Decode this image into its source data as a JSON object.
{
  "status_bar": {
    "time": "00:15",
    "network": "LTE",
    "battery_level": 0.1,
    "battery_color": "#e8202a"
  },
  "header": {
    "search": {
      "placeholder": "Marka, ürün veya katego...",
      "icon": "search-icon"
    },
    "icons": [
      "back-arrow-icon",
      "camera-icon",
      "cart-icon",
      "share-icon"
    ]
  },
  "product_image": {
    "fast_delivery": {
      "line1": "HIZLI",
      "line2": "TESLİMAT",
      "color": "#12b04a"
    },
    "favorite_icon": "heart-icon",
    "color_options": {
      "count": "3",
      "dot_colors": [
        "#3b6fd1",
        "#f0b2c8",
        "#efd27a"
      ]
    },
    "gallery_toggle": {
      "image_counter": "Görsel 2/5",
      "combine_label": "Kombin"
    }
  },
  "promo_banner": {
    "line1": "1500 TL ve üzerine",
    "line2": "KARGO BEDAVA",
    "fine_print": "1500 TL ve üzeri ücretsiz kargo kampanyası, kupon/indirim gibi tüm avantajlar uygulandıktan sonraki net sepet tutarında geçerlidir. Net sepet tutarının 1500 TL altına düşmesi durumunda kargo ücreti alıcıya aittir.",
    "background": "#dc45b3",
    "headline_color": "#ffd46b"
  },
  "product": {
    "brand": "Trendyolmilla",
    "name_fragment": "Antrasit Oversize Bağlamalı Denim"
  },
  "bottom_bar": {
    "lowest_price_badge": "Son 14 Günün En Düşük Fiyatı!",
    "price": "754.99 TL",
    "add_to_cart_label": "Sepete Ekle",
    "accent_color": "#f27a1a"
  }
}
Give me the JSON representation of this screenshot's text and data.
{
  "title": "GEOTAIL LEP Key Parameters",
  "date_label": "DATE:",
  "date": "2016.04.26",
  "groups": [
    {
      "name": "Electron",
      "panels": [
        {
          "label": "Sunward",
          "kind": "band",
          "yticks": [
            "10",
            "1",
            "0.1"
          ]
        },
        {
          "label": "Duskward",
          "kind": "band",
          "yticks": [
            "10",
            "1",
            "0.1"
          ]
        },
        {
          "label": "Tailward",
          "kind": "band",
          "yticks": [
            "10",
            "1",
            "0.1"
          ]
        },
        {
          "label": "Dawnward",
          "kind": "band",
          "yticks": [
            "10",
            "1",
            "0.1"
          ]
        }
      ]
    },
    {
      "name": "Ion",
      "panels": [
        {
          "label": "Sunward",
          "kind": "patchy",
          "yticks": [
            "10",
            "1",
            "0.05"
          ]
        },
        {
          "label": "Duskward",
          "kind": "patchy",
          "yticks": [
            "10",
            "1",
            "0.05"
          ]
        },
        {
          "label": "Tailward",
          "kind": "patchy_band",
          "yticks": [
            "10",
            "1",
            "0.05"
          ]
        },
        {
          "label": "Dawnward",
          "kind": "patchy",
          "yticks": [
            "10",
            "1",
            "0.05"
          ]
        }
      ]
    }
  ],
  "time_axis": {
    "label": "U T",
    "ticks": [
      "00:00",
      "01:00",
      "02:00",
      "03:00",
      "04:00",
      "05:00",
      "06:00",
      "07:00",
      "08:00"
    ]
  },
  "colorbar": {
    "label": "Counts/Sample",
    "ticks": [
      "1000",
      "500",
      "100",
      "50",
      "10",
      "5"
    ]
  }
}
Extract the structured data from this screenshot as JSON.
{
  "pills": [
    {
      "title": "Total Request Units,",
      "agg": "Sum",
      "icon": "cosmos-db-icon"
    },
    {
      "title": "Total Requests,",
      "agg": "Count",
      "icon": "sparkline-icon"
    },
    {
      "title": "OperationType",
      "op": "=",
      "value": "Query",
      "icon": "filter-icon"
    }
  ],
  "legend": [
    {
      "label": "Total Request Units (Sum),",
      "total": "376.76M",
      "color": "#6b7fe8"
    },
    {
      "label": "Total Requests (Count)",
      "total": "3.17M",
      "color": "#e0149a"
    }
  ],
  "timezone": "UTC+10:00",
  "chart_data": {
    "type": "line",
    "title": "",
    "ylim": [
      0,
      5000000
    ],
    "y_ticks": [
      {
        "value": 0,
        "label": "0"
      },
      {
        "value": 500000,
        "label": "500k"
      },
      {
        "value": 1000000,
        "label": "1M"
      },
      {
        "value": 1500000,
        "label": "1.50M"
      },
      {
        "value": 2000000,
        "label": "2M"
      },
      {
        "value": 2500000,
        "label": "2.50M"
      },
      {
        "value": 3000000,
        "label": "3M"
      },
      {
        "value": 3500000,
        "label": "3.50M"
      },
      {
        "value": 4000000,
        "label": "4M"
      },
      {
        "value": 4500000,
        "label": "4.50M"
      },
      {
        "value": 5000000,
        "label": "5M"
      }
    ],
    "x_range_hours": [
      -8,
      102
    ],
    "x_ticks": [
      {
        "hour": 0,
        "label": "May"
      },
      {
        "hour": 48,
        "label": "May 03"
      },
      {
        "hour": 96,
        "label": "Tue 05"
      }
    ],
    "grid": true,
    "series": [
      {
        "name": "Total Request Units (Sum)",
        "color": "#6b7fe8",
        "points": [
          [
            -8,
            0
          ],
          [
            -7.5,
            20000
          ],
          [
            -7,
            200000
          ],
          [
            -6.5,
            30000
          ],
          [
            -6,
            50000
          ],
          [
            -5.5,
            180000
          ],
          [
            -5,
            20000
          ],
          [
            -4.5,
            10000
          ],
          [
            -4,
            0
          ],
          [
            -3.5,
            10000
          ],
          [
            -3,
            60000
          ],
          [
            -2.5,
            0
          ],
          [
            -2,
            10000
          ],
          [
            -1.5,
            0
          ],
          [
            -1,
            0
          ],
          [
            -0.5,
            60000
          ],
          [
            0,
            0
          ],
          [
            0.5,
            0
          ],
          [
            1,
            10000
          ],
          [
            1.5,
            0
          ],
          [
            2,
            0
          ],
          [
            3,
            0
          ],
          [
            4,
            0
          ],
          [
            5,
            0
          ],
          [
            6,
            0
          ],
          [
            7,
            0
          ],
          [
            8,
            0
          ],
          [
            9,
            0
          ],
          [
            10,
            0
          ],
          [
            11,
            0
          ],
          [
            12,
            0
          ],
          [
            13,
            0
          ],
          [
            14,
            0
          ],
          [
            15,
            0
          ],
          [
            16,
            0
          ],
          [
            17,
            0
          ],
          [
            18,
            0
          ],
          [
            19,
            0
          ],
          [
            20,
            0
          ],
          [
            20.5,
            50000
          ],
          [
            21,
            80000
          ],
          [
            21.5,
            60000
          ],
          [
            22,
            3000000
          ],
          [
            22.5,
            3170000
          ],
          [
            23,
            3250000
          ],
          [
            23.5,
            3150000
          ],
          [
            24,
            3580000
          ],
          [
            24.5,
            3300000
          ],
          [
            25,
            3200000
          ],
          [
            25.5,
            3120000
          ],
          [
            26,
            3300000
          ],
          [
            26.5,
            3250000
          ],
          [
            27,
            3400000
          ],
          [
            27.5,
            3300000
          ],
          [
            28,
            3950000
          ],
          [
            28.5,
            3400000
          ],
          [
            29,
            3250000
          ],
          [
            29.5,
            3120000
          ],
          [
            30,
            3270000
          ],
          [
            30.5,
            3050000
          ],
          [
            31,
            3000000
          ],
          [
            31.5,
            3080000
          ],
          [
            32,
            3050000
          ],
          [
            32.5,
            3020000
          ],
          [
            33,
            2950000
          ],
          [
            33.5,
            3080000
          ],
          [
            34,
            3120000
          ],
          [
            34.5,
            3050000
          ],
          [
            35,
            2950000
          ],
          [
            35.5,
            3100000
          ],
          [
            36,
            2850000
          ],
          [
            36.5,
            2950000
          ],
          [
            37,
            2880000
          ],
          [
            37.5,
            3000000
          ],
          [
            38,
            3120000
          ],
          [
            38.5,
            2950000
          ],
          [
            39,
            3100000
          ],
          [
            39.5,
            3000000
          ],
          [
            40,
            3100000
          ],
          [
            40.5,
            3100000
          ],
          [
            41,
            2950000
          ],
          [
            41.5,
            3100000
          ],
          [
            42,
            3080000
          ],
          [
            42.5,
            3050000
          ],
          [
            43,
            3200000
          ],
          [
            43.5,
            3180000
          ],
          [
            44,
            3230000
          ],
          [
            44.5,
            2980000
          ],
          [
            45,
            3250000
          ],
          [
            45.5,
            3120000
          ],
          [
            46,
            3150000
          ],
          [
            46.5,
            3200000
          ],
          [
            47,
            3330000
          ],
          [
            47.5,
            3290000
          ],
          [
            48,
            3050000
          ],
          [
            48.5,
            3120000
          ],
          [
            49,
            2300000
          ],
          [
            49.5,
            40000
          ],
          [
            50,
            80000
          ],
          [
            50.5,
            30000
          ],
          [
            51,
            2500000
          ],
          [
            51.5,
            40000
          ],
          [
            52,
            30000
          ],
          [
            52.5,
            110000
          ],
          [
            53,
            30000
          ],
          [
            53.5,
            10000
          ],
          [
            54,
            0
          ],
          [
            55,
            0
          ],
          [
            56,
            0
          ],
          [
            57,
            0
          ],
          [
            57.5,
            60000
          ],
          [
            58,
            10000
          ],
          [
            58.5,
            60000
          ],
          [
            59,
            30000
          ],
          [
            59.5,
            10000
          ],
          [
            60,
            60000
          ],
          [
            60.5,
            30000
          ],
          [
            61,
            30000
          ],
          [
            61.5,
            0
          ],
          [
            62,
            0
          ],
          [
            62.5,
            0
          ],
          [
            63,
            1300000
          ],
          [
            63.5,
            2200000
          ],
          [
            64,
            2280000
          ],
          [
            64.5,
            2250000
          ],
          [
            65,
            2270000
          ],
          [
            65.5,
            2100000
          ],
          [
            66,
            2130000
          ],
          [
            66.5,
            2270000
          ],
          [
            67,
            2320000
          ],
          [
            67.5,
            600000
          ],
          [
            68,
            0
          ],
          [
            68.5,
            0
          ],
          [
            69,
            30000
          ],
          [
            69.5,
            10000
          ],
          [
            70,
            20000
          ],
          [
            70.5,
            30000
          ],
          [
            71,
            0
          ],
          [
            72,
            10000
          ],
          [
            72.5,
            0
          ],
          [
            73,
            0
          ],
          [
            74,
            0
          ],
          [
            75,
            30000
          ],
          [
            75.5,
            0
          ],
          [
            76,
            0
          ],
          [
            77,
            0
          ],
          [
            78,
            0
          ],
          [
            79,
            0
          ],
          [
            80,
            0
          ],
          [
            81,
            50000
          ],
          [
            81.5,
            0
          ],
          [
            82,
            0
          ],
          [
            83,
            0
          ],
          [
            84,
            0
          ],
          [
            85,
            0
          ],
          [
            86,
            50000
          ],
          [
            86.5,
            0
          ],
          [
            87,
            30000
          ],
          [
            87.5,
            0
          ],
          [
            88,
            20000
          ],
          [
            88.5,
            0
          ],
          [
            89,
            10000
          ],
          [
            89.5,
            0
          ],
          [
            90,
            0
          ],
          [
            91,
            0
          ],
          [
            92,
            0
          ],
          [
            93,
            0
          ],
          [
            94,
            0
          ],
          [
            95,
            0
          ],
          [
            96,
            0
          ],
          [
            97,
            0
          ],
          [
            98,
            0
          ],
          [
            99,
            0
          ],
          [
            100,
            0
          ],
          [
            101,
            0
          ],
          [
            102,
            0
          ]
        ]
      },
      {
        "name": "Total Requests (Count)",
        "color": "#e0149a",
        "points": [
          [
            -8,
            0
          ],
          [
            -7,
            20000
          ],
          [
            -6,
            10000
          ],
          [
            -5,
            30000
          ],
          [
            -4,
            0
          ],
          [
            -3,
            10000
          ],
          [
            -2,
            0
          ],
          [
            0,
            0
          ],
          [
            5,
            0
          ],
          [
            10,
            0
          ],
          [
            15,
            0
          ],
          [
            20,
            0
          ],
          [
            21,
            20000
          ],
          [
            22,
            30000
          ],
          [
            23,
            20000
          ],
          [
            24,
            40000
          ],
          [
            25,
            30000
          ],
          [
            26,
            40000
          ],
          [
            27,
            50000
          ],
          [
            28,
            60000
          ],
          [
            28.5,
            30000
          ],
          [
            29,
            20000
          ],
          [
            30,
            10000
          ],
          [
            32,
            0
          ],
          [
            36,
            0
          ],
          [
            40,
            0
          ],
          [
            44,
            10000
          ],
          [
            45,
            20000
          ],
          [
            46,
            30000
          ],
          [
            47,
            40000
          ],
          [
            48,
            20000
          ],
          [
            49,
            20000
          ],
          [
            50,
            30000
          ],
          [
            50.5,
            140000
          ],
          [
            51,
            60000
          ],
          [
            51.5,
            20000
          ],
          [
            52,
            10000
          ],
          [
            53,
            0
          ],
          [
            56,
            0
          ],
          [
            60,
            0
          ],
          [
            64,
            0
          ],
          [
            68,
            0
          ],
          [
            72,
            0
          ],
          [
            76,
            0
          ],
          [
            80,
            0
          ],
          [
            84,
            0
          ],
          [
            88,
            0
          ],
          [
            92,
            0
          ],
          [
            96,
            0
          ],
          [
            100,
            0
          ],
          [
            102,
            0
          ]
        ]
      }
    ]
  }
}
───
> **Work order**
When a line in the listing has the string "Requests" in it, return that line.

> **Task answer**
      "title": "Total Requests,",
      "label": "Total Requests (Count)",
        "name": "Total Requests (Count)",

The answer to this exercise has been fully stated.